If possible, keep vehicles inside on very cold nights. The area doesn't have to be warm, but should be kept above freezing. Charge the batteries at night since charging batteries, like running water, can't freeze. If the vehicles can't be stored indoors, consider removing the batteries and taking them inside at night. This doesn't have to happen every night, only on nights where the temperature is going to drop below freezing.

Ventilation


Most fleet managers know to keep battery recharging areas well ventilated due to the hydrogen gas given off by industrial battery systems during the charging cycle. Explosive hydrogen gas plus the ignition source inherent in the battery recharging process is a disaster waiting to happen. Good airflow ensures the gas is never able to build up to explosive levels.

During cold months, workers may close doors and windows to keep out the cold. Managers need to consider whether or not recharging areas are getting enough airflow in this case. If not, workers need to be educated about what needs to be kept open during charging operations. Worker comfort is important, but so is worker safety.

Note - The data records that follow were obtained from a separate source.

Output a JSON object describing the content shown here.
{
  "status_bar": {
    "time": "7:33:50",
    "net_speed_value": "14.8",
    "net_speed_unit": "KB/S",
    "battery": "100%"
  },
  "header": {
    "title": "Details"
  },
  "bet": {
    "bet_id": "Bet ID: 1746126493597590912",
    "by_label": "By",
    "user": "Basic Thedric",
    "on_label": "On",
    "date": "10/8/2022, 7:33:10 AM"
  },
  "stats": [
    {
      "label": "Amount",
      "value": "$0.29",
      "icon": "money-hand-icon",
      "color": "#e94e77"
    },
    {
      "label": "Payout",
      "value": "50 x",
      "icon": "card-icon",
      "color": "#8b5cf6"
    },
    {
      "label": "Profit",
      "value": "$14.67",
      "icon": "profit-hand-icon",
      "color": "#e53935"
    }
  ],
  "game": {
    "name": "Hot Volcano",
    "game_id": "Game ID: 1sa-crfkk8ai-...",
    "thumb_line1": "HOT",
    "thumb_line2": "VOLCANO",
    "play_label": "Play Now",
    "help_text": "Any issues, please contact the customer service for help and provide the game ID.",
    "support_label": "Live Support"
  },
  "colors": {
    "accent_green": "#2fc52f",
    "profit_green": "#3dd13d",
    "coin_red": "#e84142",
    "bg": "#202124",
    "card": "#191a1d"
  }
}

Follow these simple hints and your fleet and the industrial battery systems they depend on will run just as well in the winter as they do in the summer. Contact us for more information!


An Industrial Battery Systems Primer

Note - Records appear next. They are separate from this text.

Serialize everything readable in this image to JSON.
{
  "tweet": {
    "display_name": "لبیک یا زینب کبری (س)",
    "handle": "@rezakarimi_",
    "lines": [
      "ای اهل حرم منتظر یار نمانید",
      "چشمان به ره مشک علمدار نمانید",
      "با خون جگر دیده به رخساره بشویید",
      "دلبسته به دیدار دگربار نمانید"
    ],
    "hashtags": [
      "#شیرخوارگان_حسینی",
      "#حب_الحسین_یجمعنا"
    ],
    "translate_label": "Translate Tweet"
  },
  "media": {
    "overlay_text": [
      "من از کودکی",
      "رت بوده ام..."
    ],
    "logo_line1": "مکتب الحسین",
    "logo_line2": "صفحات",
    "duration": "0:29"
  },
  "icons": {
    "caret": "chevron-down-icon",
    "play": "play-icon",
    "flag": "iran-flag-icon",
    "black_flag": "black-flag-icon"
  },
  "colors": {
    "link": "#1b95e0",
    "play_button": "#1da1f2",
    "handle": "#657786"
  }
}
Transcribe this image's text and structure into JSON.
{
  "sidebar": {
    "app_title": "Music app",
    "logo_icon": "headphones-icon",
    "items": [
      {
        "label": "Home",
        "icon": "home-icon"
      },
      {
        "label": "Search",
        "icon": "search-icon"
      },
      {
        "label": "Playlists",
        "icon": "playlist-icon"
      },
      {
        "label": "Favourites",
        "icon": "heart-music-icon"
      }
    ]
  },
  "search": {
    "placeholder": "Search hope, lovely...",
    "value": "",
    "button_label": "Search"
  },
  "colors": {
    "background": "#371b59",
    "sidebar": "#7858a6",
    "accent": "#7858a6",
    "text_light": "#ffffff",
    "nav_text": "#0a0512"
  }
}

Posted on December 29, 2010 20:25 by Admin

If you have a small fleet of electric forklifts or other vehicles, you might be charging the batteries overnight or replacing them by hand. As your business grows, this is no longer an affordable or safe way to keep your fleet operational. We understand that new customers may be confused by the different industrial battery systems we offer and what role they serve in fleet operation.

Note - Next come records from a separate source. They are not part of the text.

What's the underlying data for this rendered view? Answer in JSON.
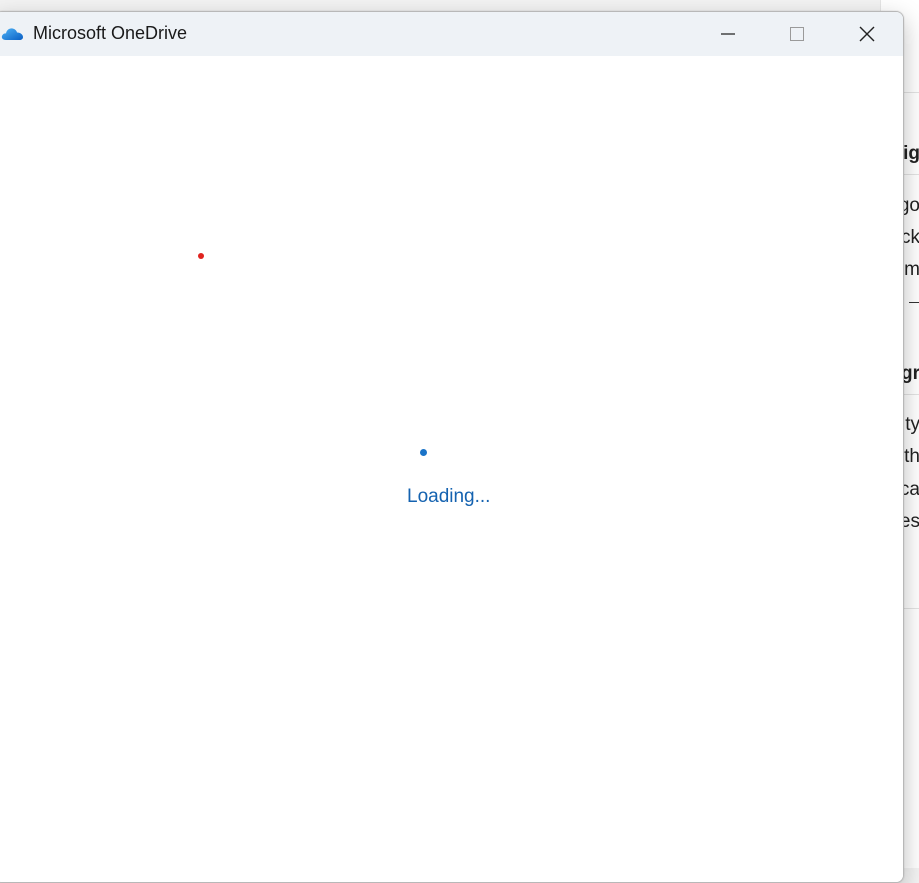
{
  "window": {
    "title": "Microsoft OneDrive",
    "icon": "onedrive-cloud-icon",
    "controls": {
      "minimize_icon": "minimize-icon",
      "maximize_icon": "maximize-icon",
      "close_icon": "close-icon"
    }
  },
  "content": {
    "loading_text": "Loading..."
  },
  "background_app": {
    "fragments": [
      "ig",
      "go",
      "ck",
      "m",
      "gr",
      "lity",
      "th",
      "ca",
      "es"
    ]
  },
  "colors": {
    "accent": "#1462b0",
    "spinner": "#1a73c8",
    "indicator": "#e0231f",
    "titlebar": "#eef2f6"
  }
}
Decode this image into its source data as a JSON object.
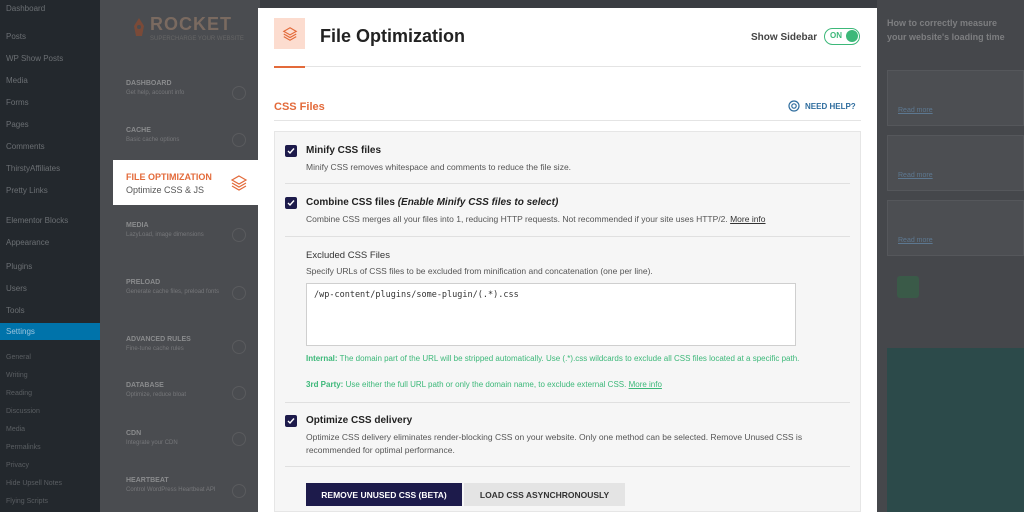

Lifts And Transports

It's rarely cost effective to remove a vehicle from service for a long recharge. Instead, it's better to replace a drained cell with a fresh one and move the dead cell to a recharge station. Rather than taking the unit out by hand, which can be dangerous, our battery lifters use powerful magnets to raise the cell out of the vehicle and move it onto a bed for transport. The lifts then carry their cargo to the recharge area, load up with new units, and head out for another round of replacement.

Recharge Stations


It's a bad idea to use standard industrial shelving to store batteries during the charging cycle. Our battery storage systems are solidly built to take the weight, protected against acid spills, and have rollers to make it easy to insert or remove power cells safely. Designed specifically to accommodate the dimensions of the most common power cells, Multi-Shifter industrial battery systems let you store more batteries per square foot than would be possible with other storage solutions.

Washers

Acid leaks and corrosion, as well as just good old fashioned dirt, accumulate on terminals and the outsides of batteries. Washing them by hand is not only tedious, but can be dangerous as the corrosive and toxic chemicals are sprayed everywhere. Multi-Shifter industrial battery systems include a line of self-contained washing equipment that automatically move the cells along rollers through a wash cycle and a dry cycle, collecting the water for later treatment. The hands-off cleaning treatment keeps your workers safe, and gets the batteries cleaner than manual washing can.

Water Treatment


Another reason to use our industrial battery systems for washing is we collect the waste water for treatment. The acid and heavy metals in the wash water cannot simply be dumped into the sewer system. Outside treatment is expensive, but our water filtration products have been designed specifically to clean up the contaminants found in wash water from batteries. They neutralize the acid and, more importantly, capture the lead, copper and other heavy metals that are devastating environmental pollutants. The closed-loop design ensures the water never comes near your sewer system, instead feeding it back to the washers for the next cycle.

Contact one of our representatives and let us demonstrate how our products save you money and keep your fleet in operation.